Safe in the Sun: Protecting Your Little One From Harmful UV Rays

Sunny days are perfect to share the beauty of the great outdoors with your child while getting valuable exercise for both yourself and baby. Whether it’s crawling on a picnic blanket or climbing on a play structure at the park, sun safety is an important consideration for any parent who takes their child outdoors.

Protecting Your Baby

The delicate skin of babies and young toddlers can burn quickly and easily under the bright New Zealand sun, and even a quick trip outdoors requires both clothing protection (sunhat and thin, long sleeves) and sunscreen. Unfortunately, skin cancer exists as one of the most common cancers in New Zealand and can develop as a direct result of deep and repetitive sunburns as a child.
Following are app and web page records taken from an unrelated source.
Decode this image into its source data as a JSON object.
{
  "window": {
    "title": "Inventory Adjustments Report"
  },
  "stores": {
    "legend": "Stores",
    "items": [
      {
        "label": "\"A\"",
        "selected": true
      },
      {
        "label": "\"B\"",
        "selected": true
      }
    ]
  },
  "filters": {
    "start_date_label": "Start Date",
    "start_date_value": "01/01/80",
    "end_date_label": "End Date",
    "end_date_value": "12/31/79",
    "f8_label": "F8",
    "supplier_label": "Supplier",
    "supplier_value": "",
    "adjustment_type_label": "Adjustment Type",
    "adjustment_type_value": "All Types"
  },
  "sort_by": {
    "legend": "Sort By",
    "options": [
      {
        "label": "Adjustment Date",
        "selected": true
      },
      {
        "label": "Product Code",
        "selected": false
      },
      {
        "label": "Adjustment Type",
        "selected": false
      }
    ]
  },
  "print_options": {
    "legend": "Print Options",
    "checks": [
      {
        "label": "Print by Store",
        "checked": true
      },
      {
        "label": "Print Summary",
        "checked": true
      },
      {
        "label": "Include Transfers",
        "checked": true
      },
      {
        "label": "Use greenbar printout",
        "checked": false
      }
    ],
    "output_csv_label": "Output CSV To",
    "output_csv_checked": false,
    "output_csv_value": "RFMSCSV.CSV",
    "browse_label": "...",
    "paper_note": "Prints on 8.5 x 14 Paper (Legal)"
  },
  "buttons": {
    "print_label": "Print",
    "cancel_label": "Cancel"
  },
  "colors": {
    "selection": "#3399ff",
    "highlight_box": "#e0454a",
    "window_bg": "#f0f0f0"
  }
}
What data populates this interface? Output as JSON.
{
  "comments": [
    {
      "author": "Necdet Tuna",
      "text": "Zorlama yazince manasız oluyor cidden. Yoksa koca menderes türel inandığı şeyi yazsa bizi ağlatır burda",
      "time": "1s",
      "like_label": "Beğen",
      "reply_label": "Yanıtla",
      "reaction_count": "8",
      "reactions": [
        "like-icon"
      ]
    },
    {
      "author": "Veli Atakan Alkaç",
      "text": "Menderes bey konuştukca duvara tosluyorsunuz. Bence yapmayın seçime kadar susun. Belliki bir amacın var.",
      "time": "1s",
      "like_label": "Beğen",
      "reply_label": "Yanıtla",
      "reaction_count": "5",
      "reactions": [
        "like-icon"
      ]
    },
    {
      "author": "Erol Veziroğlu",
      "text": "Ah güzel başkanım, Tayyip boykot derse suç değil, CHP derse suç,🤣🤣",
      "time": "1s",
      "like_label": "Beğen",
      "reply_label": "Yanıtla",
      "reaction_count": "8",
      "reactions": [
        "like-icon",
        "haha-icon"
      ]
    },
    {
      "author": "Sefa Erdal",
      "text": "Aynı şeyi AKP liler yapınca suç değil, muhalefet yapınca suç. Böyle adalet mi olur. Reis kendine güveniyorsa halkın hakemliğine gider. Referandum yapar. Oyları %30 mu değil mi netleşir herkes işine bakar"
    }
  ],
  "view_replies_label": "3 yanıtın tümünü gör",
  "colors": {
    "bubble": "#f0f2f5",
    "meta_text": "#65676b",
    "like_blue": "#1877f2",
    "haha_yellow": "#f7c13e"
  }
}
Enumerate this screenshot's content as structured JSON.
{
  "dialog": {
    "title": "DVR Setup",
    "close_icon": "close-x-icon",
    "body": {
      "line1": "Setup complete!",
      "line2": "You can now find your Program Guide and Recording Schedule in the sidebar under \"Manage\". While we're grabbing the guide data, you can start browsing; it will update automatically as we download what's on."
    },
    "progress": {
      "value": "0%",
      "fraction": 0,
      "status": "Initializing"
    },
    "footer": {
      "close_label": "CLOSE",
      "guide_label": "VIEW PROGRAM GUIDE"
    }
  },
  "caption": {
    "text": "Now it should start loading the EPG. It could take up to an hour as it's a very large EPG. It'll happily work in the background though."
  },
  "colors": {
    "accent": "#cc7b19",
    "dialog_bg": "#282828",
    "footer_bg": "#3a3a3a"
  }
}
Aside from the serious health risks, sunburns are extremely uncomfortable for babies and small children who are already dealing with the uncomfortable processes of teething and weaning.

Melanoma Rates

New Zealand is saddled with the highest rates of melanoma in the world due to an environment with exposure to harmful UVR (ultraviolet radiation), and the numbers keep climbing with diagnoses rates doubling in the last 30 years. Due to these staggering statistics, the NZ Cancer Society advises keeping infants out of the sun from September to April, between 10am and 4pm whenever possible, in order to avoid harmful rays and possible sunstroke. However, if your baby is accompanying you on errands and exposure is unavoidable, following these tips will keep your child safe in the sun:

     Play and stay in the shade. This isn’t a foolproof way to avoid exposure, as UV rays can bounce off of surfaces such as water, concrete and sand - so don’t avoid putting sunscreen on your little one just because you can’t feel the heat!

     Rash top swimming attire. These “UV shirts” can be worn over your child’s swimsuit for greater protection.

     Wear sunscreen! Does your child’s sunscreen have AS/NZS on the label? If not, then the product does not meet Australian/New Zealand sunscreen standards. Remain cautious about applying sunscreen to babies under one year of age (as a mild rash may develop,) but for older children water-resistant, broad-spectrum sunscreen applied every two hours is an effective preventative measure.

     Early Treatment/Annual Checkups. While no parent wants to entertain the idea of their child developing a serious condition such as skin cancer, as with any medical affliction the sooner it’s spotted, the easier it is to treat. Annual checkups at your child’s dermatologist can provide much-needed assurance that no melanomas are developing.

Summer activities can provide parents and children with long-lasting memories, full of sunlight, laughter and blue skies. However, it is imperative that parents take special care to ensure their baby or toddler’s delicate skin isn’t irrevocably damaged by failing to adhere to sun-safety guidelines.